Walking the streets, there are representations of dragons dating back to the Middle ages, like in the Gothic Quarter near the Cathedral, but there are many representations of modernist features, especially on the buildings of Eixample.
There are large figures and small ones. The largest dragon sculpture in the city appears in the Parc de l'Espanya Industrial which is about 32 meters long and weighs 150 tonnes. The smallest happen to be a pair of dragons on the door handles of Pati dels Tarongers (Courtyard of the oranges) at the Palau de la Generalitat they are just 10 cm and weigh only 100 grams.
One of the most curious and well-known is the chinese dragon on the "House of Umbrellas" - a pre-modernist building on Las Ramblas. It is a guardian dragon Dilong who watches the skies and brings rain and controls rivers according to Eastern legends.
The dragons of gaudí
Even Gaudí paid homage to dragons when he built two particularly outstanding representations, as was his style ;). One of them is the dragon at Park Güell created using his mosaic technique called 'Trencadís'.
The other, perhaps less known, is a gate of wrought iron at the entrance of the Pabellones Güell in the Pedralbes neighbourhood (Av. De Pedralbes, 7, 08034 Barcelona).
The buildings of Gaudí
Gaudí was so into dragons that in fact, two of his entire buildings are actually full representations of these mythical creatures. As is the case with Casa Batlló. It is a representation of the George and the Dragon tale. Take a look at the video if you want a more literal interpretation though:
The other building-cum-dragon is Torre Bellesguard, a secret that you'll discover for yourself when you climb to the roof...

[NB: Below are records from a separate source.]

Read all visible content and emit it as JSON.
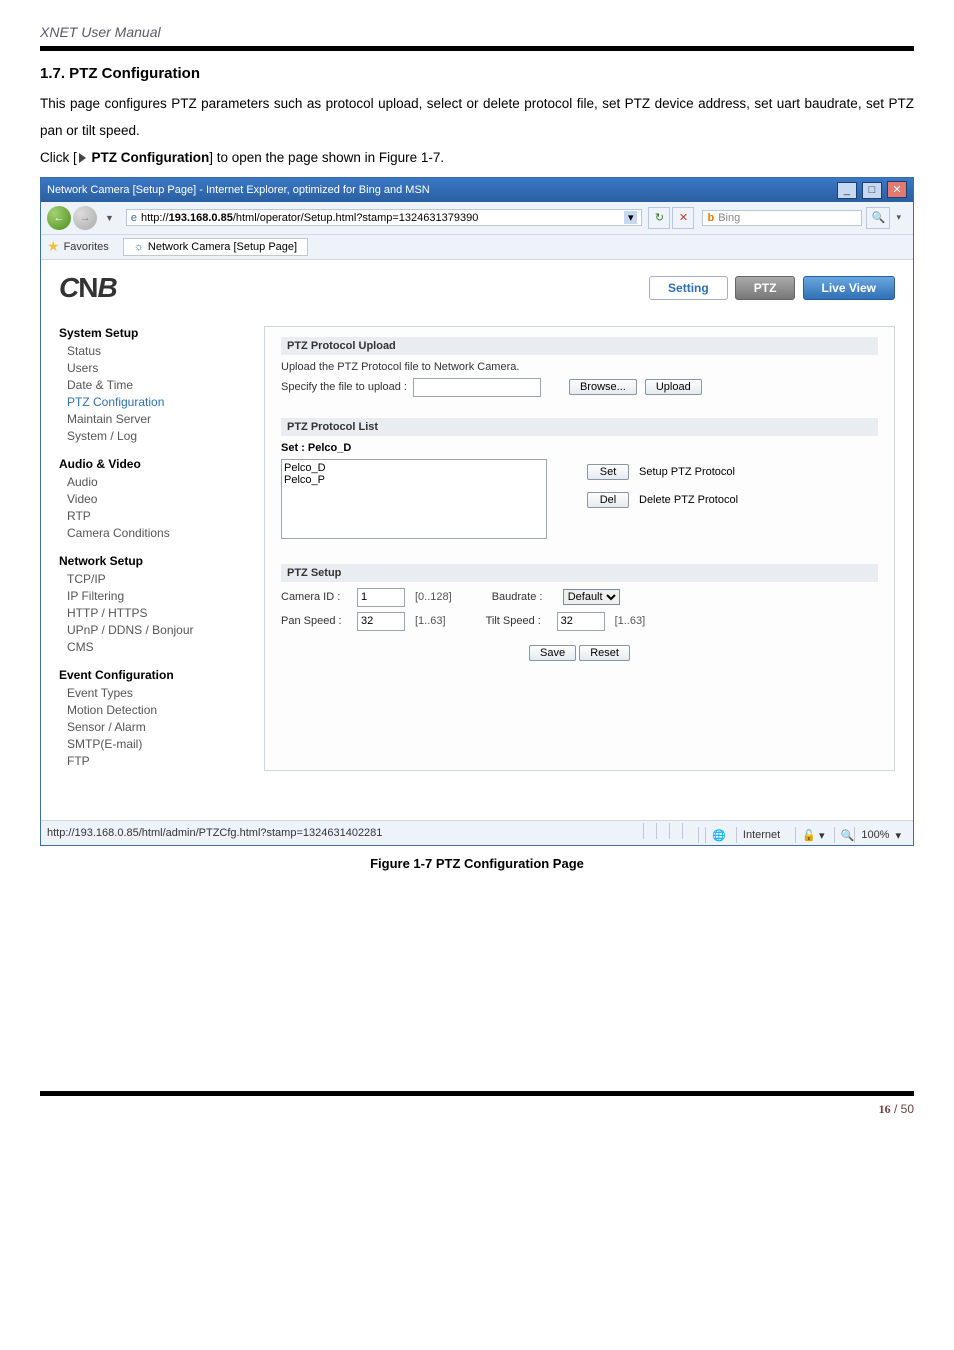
{
  "doc": {
    "title": "XNET User Manual",
    "heading": "1.7. PTZ Configuration",
    "para1": "This page configures PTZ parameters such as protocol upload, select or delete protocol file, set PTZ device address, set uart baudrate, set PTZ pan or tilt speed.",
    "para2_prefix": "Click [",
    "para2_link": "PTZ Configuration",
    "para2_suffix": "] to open the page shown in Figure 1-7.",
    "caption": "Figure 1-7 PTZ Configuration Page",
    "page_cur": "16",
    "page_sep": " / ",
    "page_total": "50"
  },
  "browser": {
    "title": "Network Camera [Setup Page] - Internet Explorer, optimized for Bing and MSN",
    "url_prefix": "http://",
    "url_bold": "193.168.0.85",
    "url_suffix": "/html/operator/Setup.html?stamp=1324631379390",
    "search_placeholder": "Bing",
    "fav_label": "Favorites",
    "tab": "Network Camera [Setup Page]",
    "status_url": "http://193.168.0.85/html/admin/PTZCfg.html?stamp=1324631402281",
    "status_zone": "Internet",
    "status_zoom": "100%"
  },
  "nav": {
    "setting": "Setting",
    "ptz": "PTZ",
    "live": "Live View"
  },
  "sidebar": {
    "g1": "System Setup",
    "g1_items": [
      "Status",
      "Users",
      "Date & Time",
      "PTZ Configuration",
      "Maintain Server",
      "System / Log"
    ],
    "g2": "Audio & Video",
    "g2_items": [
      "Audio",
      "Video",
      "RTP",
      "Camera Conditions"
    ],
    "g3": "Network Setup",
    "g3_items": [
      "TCP/IP",
      "IP Filtering",
      "HTTP / HTTPS",
      "UPnP / DDNS / Bonjour",
      "CMS"
    ],
    "g4": "Event Configuration",
    "g4_items": [
      "Event Types",
      "Motion Detection",
      "Sensor / Alarm",
      "SMTP(E-mail)",
      "FTP"
    ]
  },
  "panel": {
    "h1": "PTZ Protocol Upload",
    "upload_desc": "Upload the PTZ Protocol file to Network Camera.",
    "upload_label": "Specify the file to upload :",
    "browse": "Browse...",
    "upload": "Upload",
    "h2": "PTZ Protocol List",
    "set_label": "Set : Pelco_D",
    "list_items": [
      "Pelco_D",
      "Pelco_P"
    ],
    "set_btn": "Set",
    "set_desc": "Setup PTZ Protocol",
    "del_btn": "Del",
    "del_desc": "Delete PTZ Protocol",
    "h3": "PTZ Setup",
    "cam_label": "Camera ID :",
    "cam_val": "1",
    "cam_range": "[0..128]",
    "baud_label": "Baudrate :",
    "baud_val": "Default",
    "pan_label": "Pan Speed :",
    "pan_val": "32",
    "pan_range": "[1..63]",
    "tilt_label": "Tilt Speed :",
    "tilt_val": "32",
    "tilt_range": "[1..63]",
    "save": "Save",
    "reset": "Reset"
  }
}
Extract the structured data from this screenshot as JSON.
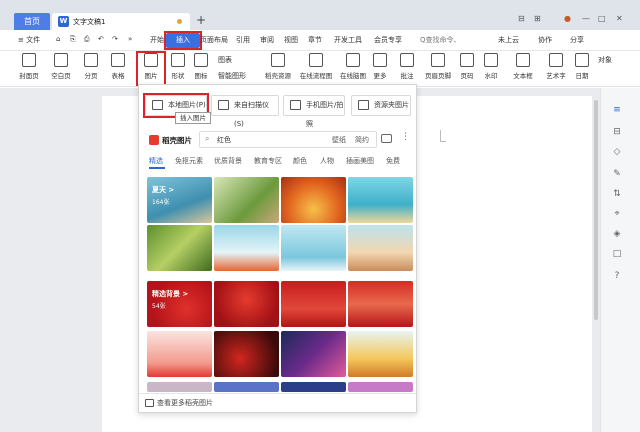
{
  "tabs": {
    "home": "首页",
    "doc": "文字文稿1",
    "new": "+"
  },
  "window": {
    "controls": [
      "⊟",
      "⊞",
      "●",
      "—",
      "□",
      "✕"
    ]
  },
  "menu": {
    "left_items": [
      "≡ 文件",
      "⌂",
      "⎘",
      "⎙",
      "↶",
      "↷",
      "»"
    ],
    "start": "开始",
    "insert": "插入",
    "tabs": [
      "页面布局",
      "引用",
      "审阅",
      "视图",
      "章节",
      "开发工具",
      "会员专享"
    ],
    "search": "Q查找命令、",
    "right": [
      "未上云",
      "协作",
      "分享"
    ]
  },
  "ribbon": {
    "items": [
      "封面页",
      "空白页",
      "分页",
      "表格",
      "图片",
      "形状",
      "图标",
      "智能图形",
      "稻壳资源",
      "在线流程图",
      "在线脑图",
      "更多",
      "批注",
      "页眉页脚",
      "页码",
      "水印",
      "文本框",
      "艺术字",
      "日期",
      "对象"
    ],
    "chart": "图表"
  },
  "dropdown": {
    "buttons": [
      "本地图片(P)",
      "来自扫描仪(S)",
      "手机图片/拍照",
      "资源夹图片"
    ],
    "tooltip": "插入图片",
    "brand": "稻壳图片",
    "search_placeholder": "红色",
    "search_links": [
      "壁纸",
      "简约"
    ],
    "categories": [
      "精选",
      "免抠元素",
      "优质背景",
      "教育专区",
      "颜色",
      "人物",
      "插画美图",
      "免费"
    ],
    "thumb_labels": {
      "summer": "夏天 >",
      "summer_count": "164张",
      "festive": "精选背景 >",
      "festive_count": "54张"
    },
    "footer": "查看更多稻壳图片"
  },
  "sidebar_icons": [
    "≡",
    "⊟",
    "◇",
    "✎",
    "⇅",
    "⌖",
    "◈",
    "□",
    "?"
  ]
}
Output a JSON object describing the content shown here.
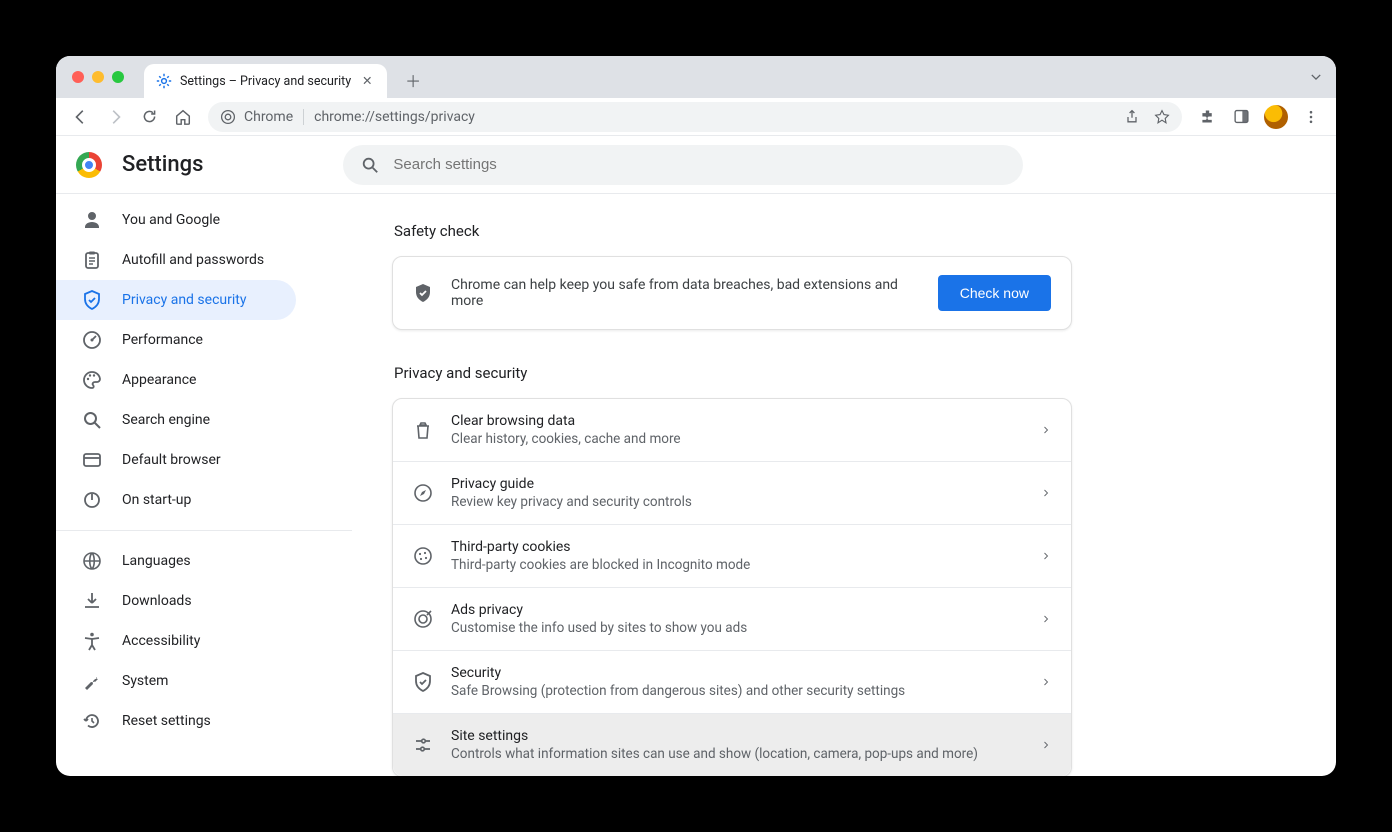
{
  "window": {
    "traffic_colors": [
      "#ff5f57",
      "#febc2e",
      "#28c840"
    ]
  },
  "tab": {
    "title": "Settings – Privacy and security"
  },
  "omnibox": {
    "chip_label": "Chrome",
    "url": "chrome://settings/privacy"
  },
  "header": {
    "title": "Settings",
    "search_placeholder": "Search settings"
  },
  "sidebar": {
    "group1": [
      {
        "label": "You and Google",
        "icon": "person"
      },
      {
        "label": "Autofill and passwords",
        "icon": "clipboard"
      },
      {
        "label": "Privacy and security",
        "icon": "shield",
        "active": true
      },
      {
        "label": "Performance",
        "icon": "speedometer"
      },
      {
        "label": "Appearance",
        "icon": "palette"
      },
      {
        "label": "Search engine",
        "icon": "search"
      },
      {
        "label": "Default browser",
        "icon": "window"
      },
      {
        "label": "On start-up",
        "icon": "power"
      }
    ],
    "group2": [
      {
        "label": "Languages",
        "icon": "globe"
      },
      {
        "label": "Downloads",
        "icon": "download"
      },
      {
        "label": "Accessibility",
        "icon": "accessibility"
      },
      {
        "label": "System",
        "icon": "wrench"
      },
      {
        "label": "Reset settings",
        "icon": "restore"
      }
    ]
  },
  "sections": {
    "safety_title": "Safety check",
    "privacy_title": "Privacy and security"
  },
  "safety": {
    "text": "Chrome can help keep you safe from data breaches, bad extensions and more",
    "button": "Check now"
  },
  "rows": [
    {
      "title": "Clear browsing data",
      "sub": "Clear history, cookies, cache and more",
      "icon": "trash"
    },
    {
      "title": "Privacy guide",
      "sub": "Review key privacy and security controls",
      "icon": "compass"
    },
    {
      "title": "Third-party cookies",
      "sub": "Third-party cookies are blocked in Incognito mode",
      "icon": "cookie"
    },
    {
      "title": "Ads privacy",
      "sub": "Customise the info used by sites to show you ads",
      "icon": "target"
    },
    {
      "title": "Security",
      "sub": "Safe Browsing (protection from dangerous sites) and other security settings",
      "icon": "shield"
    },
    {
      "title": "Site settings",
      "sub": "Controls what information sites can use and show (location, camera, pop-ups and more)",
      "icon": "tune",
      "hovered": true
    }
  ]
}
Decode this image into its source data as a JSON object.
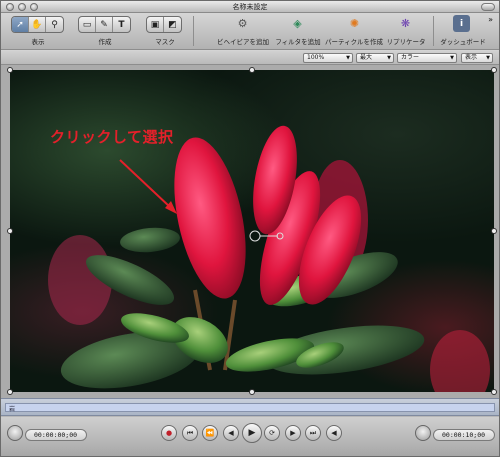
{
  "window": {
    "title": "名称未設定"
  },
  "toolbar": {
    "view_label": "表示",
    "create_label": "作成",
    "mask_label": "マスク",
    "actions": [
      {
        "label": "ビヘイビアを追加",
        "icon": "behavior-gear-icon"
      },
      {
        "label": "フィルタを追加",
        "icon": "filter-icon"
      },
      {
        "label": "パーティクルを作成",
        "icon": "particle-icon"
      },
      {
        "label": "リプリケータ",
        "icon": "replicator-icon"
      },
      {
        "label": "ダッシュボード",
        "icon": "dashboard-info-icon"
      }
    ]
  },
  "options": {
    "zoom": "100%",
    "quality": "最大",
    "channels": "カラー",
    "view": "表示"
  },
  "canvas": {
    "annotation": "クリックして選択",
    "annotation_color": "#e4202a"
  },
  "timeline": {
    "label": "岩"
  },
  "transport": {
    "current_time": "00:00:00;00",
    "duration": "00:00:10;00"
  }
}
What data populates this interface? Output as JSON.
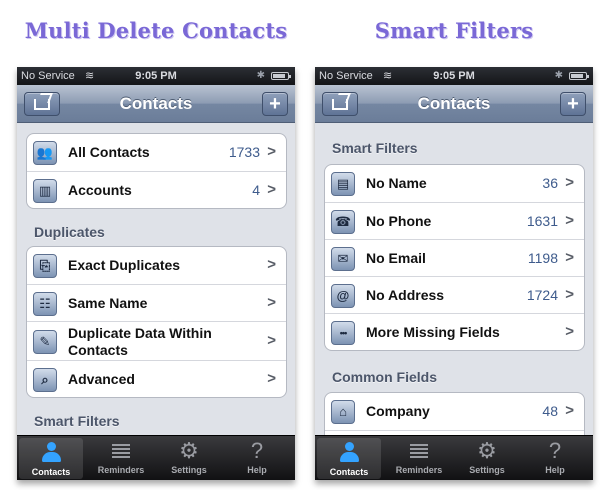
{
  "left": {
    "caption": "Multi Delete Contacts",
    "status": {
      "carrier": "No Service",
      "time": "9:05 PM"
    },
    "nav": {
      "title": "Contacts",
      "add": "+"
    },
    "group1": [
      {
        "icon": "contacts-icon",
        "glyph": "👥",
        "label": "All Contacts",
        "count": "1733"
      },
      {
        "icon": "accounts-icon",
        "glyph": "▥",
        "label": "Accounts",
        "count": "4"
      }
    ],
    "duplicates_header": "Duplicates",
    "group2": [
      {
        "icon": "exact-duplicates-icon",
        "glyph": "⎘",
        "label": "Exact Duplicates"
      },
      {
        "icon": "same-name-icon",
        "glyph": "☷",
        "label": "Same Name"
      },
      {
        "icon": "duplicate-data-icon",
        "glyph": "✎",
        "label": "Duplicate Data Within Contacts"
      },
      {
        "icon": "magnifier-icon",
        "glyph": "⌕",
        "label": "Advanced"
      }
    ],
    "smart_filters_header": "Smart Filters"
  },
  "right": {
    "caption": "Smart Filters",
    "status": {
      "carrier": "No Service",
      "time": "9:05 PM"
    },
    "nav": {
      "title": "Contacts",
      "add": "+"
    },
    "smart_filters_header": "Smart Filters",
    "group1": [
      {
        "icon": "id-card-icon",
        "glyph": "▤",
        "label": "No Name",
        "count": "36"
      },
      {
        "icon": "phone-icon",
        "glyph": "☎",
        "label": "No Phone",
        "count": "1631"
      },
      {
        "icon": "envelope-icon",
        "glyph": "✉",
        "label": "No Email",
        "count": "1198"
      },
      {
        "icon": "at-sign-icon",
        "glyph": "@",
        "label": "No Address",
        "count": "1724"
      },
      {
        "icon": "more-icon",
        "glyph": "•••",
        "label": "More Missing Fields"
      }
    ],
    "common_fields_header": "Common Fields",
    "group2": [
      {
        "icon": "company-icon",
        "glyph": "⌂",
        "label": "Company",
        "count": "48"
      }
    ]
  },
  "tabs": [
    {
      "label": "Contacts",
      "icon": "person-icon"
    },
    {
      "label": "Reminders",
      "icon": "list-icon"
    },
    {
      "label": "Settings",
      "icon": "gear-icon"
    },
    {
      "label": "Help",
      "icon": "question-icon"
    }
  ],
  "colors": {
    "caption": "#7a68d6",
    "navbar": "#7587a2",
    "count": "#3e5b8c",
    "active_tab": "#3aa4ff"
  }
}
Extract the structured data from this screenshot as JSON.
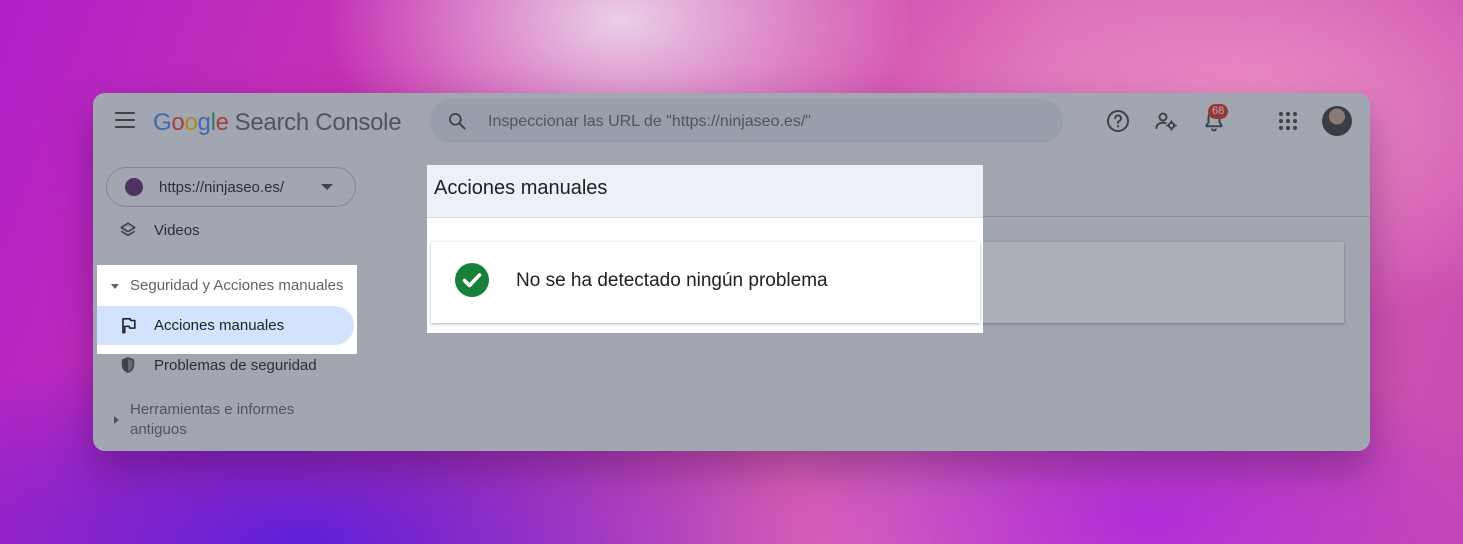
{
  "app": {
    "logo_letters": [
      "G",
      "o",
      "o",
      "g",
      "l",
      "e"
    ],
    "product": "Search Console"
  },
  "search": {
    "placeholder": "Inspeccionar las URL de \"https://ninjaseo.es/\""
  },
  "header_icons": [
    "help-icon",
    "manage-users-icon",
    "notifications-icon",
    "apps-grid-icon",
    "avatar"
  ],
  "notifications": {
    "count": "68"
  },
  "property": {
    "url": "https://ninjaseo.es/"
  },
  "sidebar": {
    "videos_label": "Videos",
    "security_section": "Seguridad y Acciones manuales",
    "manual_actions_label": "Acciones manuales",
    "security_issues_label": "Problemas de seguridad",
    "legacy_section_line1": "Herramientas e informes",
    "legacy_section_line2": "antiguos"
  },
  "main": {
    "page_title": "Acciones manuales",
    "status_message": "No se ha detectado ningún problema"
  },
  "colors": {
    "active_nav_bg": "#d3e3fd",
    "success_green": "#188038",
    "badge_red": "#d93025"
  }
}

Am I going too fast? Don't worry, in Barcelona thematic routes are organized to discover dragons and other fantastic animals that characterize the city, all in order to know the best kept secrets, legends, and stories of the oldest neighborhoods ...;) Generally, the tour starts in Ciutadella Park and continues through the the Born neighbourhood, then the Gothic Quarter, Cathedral, and finally las Ramblas. Here you can check all the details.
The dragon in Catalan Culture
Not only does Catalonia celebrate the dragon from the St George legend, but it is also the protagonist of one of the most spectacular Catalan traditions - the Correfocs (or Fire-runs), a traditional dance/parade from the XII century representing the struggle between good and evil which today incorporates fearsome fire-breathing dragons...! ;)
So did you know all about these mythical stories about dragons in Barcelona? Hopefully you enjoyed the article and now all that remains is for you to put on your fire proximity suit and get ready to hunt some dragons. It's going to be dangerous, but you can do it!